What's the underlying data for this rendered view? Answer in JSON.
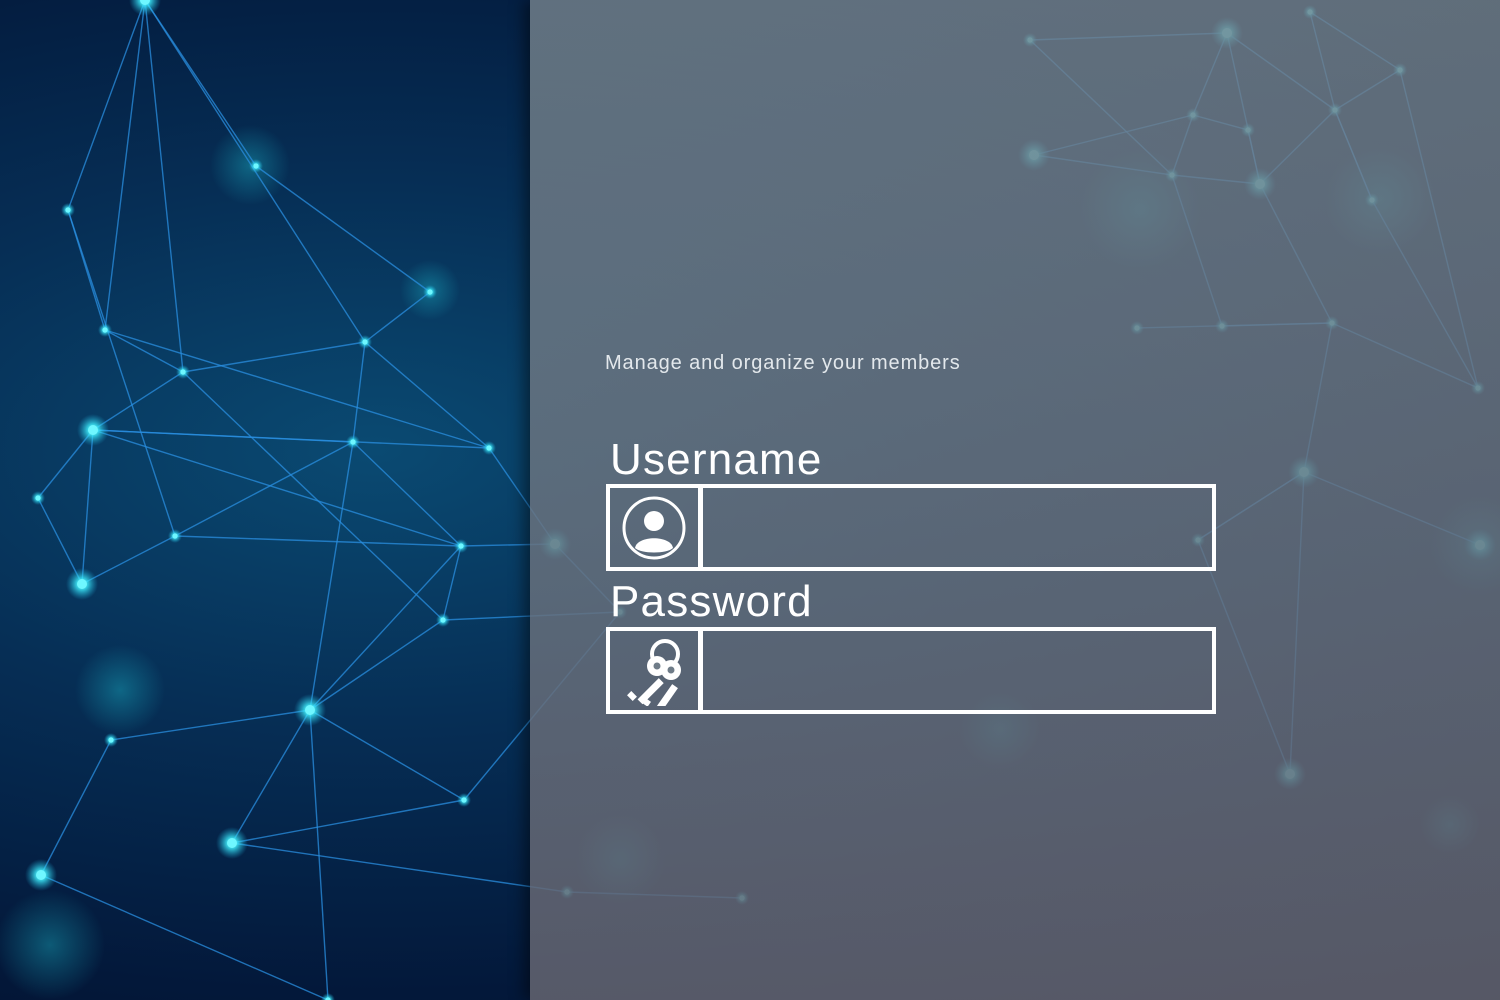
{
  "tagline": "Manage and organize your members",
  "login_form": {
    "username": {
      "label": "Username",
      "value": "",
      "icon": "user-circle-icon"
    },
    "password": {
      "label": "Password",
      "value": "",
      "icon": "keys-icon"
    }
  },
  "colors": {
    "background_dark": "#031a33",
    "network_line": "#2a8fe0",
    "network_node": "#4ff3ff",
    "panel_overlay": "#6f7c88",
    "text": "#ffffff"
  }
}
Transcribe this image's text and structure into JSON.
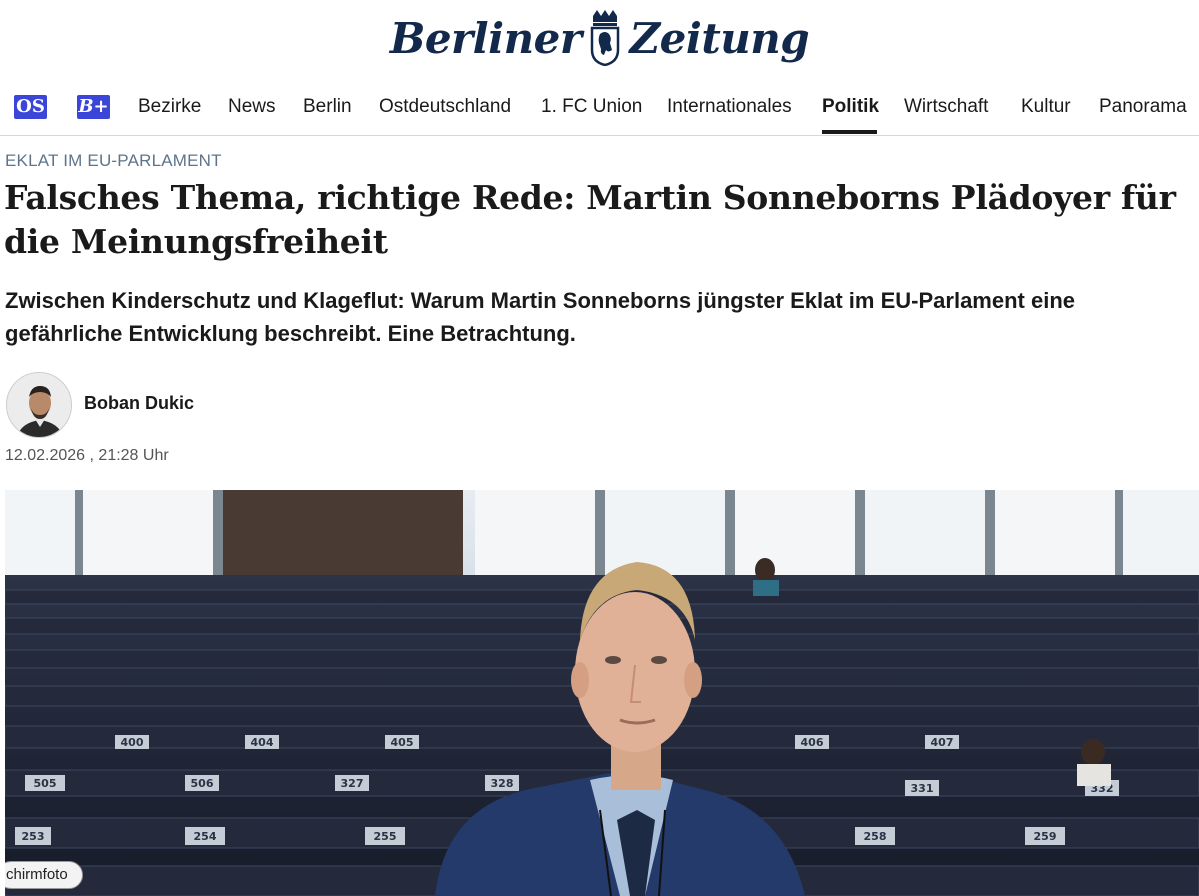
{
  "brand": {
    "name_left": "Berliner",
    "name_right": "Zeitung",
    "crest_icon": "bear-crest-icon",
    "color": "#13294b"
  },
  "nav": {
    "badges": [
      {
        "label": "OS",
        "color": "#3b45d8"
      },
      {
        "label": "B+",
        "color": "#3b45d8"
      }
    ],
    "items": [
      {
        "label": "Bezirke"
      },
      {
        "label": "News"
      },
      {
        "label": "Berlin"
      },
      {
        "label": "Ostdeutschland"
      },
      {
        "label": "1. FC Union"
      },
      {
        "label": "Internationales"
      },
      {
        "label": "Politik",
        "active": true
      },
      {
        "label": "Wirtschaft"
      },
      {
        "label": "Kultur"
      },
      {
        "label": "Panorama"
      }
    ]
  },
  "article": {
    "kicker": "EKLAT IM EU-PARLAMENT",
    "kicker_color": "#5e748a",
    "headline": "Falsches Thema, richtige Rede: Martin Sonneborns Plädoyer für die Meinungsfreiheit",
    "teaser": "Zwischen Kinderschutz und Klageflut: Warum Martin Sonneborns jüngster Eklat im EU-Parlament eine gefährliche Entwicklung beschreibt. Eine Betrachtung.",
    "author": "Boban Dukic",
    "dateline": "12.02.2026 , 21:28 Uhr",
    "image_caption": "chirmfoto",
    "seat_numbers": [
      "505",
      "506",
      "253",
      "254",
      "255",
      "327",
      "328",
      "400",
      "404",
      "405",
      "406",
      "407",
      "258",
      "259",
      "331",
      "332"
    ]
  }
}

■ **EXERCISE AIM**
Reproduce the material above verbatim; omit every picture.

■ **EXERCISE RESULT**
What's the underlying data for this rendered view? Answer in JSON.
{
  "tagline": "Manage and organize your members",
  "login_form": {
    "username": {
      "label": "Username",
      "value": "",
      "icon": "user-circle-icon"
    },
    "password": {
      "label": "Password",
      "value": "",
      "icon": "keys-icon"
    }
  },
  "colors": {
    "background_dark": "#031a33",
    "network_line": "#2a8fe0",
    "network_node": "#4ff3ff",
    "panel_overlay": "#6f7c88",
    "text": "#ffffff"
  }
}
Transcribe this image's text and structure into JSON.
{
  "brand": {
    "name_left": "Berliner",
    "name_right": "Zeitung",
    "crest_icon": "bear-crest-icon",
    "color": "#13294b"
  },
  "nav": {
    "badges": [
      {
        "label": "OS",
        "color": "#3b45d8"
      },
      {
        "label": "B+",
        "color": "#3b45d8"
      }
    ],
    "items": [
      {
        "label": "Bezirke"
      },
      {
        "label": "News"
      },
      {
        "label": "Berlin"
      },
      {
        "label": "Ostdeutschland"
      },
      {
        "label": "1. FC Union"
      },
      {
        "label": "Internationales"
      },
      {
        "label": "Politik",
        "active": true
      },
      {
        "label": "Wirtschaft"
      },
      {
        "label": "Kultur"
      },
      {
        "label": "Panorama"
      }
    ]
  },
  "article": {
    "kicker": "EKLAT IM EU-PARLAMENT",
    "kicker_color": "#5e748a",
    "headline": "Falsches Thema, richtige Rede: Martin Sonneborns Plädoyer für die Meinungsfreiheit",
    "teaser": "Zwischen Kinderschutz und Klageflut: Warum Martin Sonneborns jüngster Eklat im EU-Parlament eine gefährliche Entwicklung beschreibt. Eine Betrachtung.",
    "author": "Boban Dukic",
    "dateline": "12.02.2026 , 21:28 Uhr",
    "image_caption": "chirmfoto",
    "seat_numbers": [
      "505",
      "506",
      "253",
      "254",
      "255",
      "327",
      "328",
      "400",
      "404",
      "405",
      "406",
      "407",
      "258",
      "259",
      "331",
      "332"
    ]
  }
}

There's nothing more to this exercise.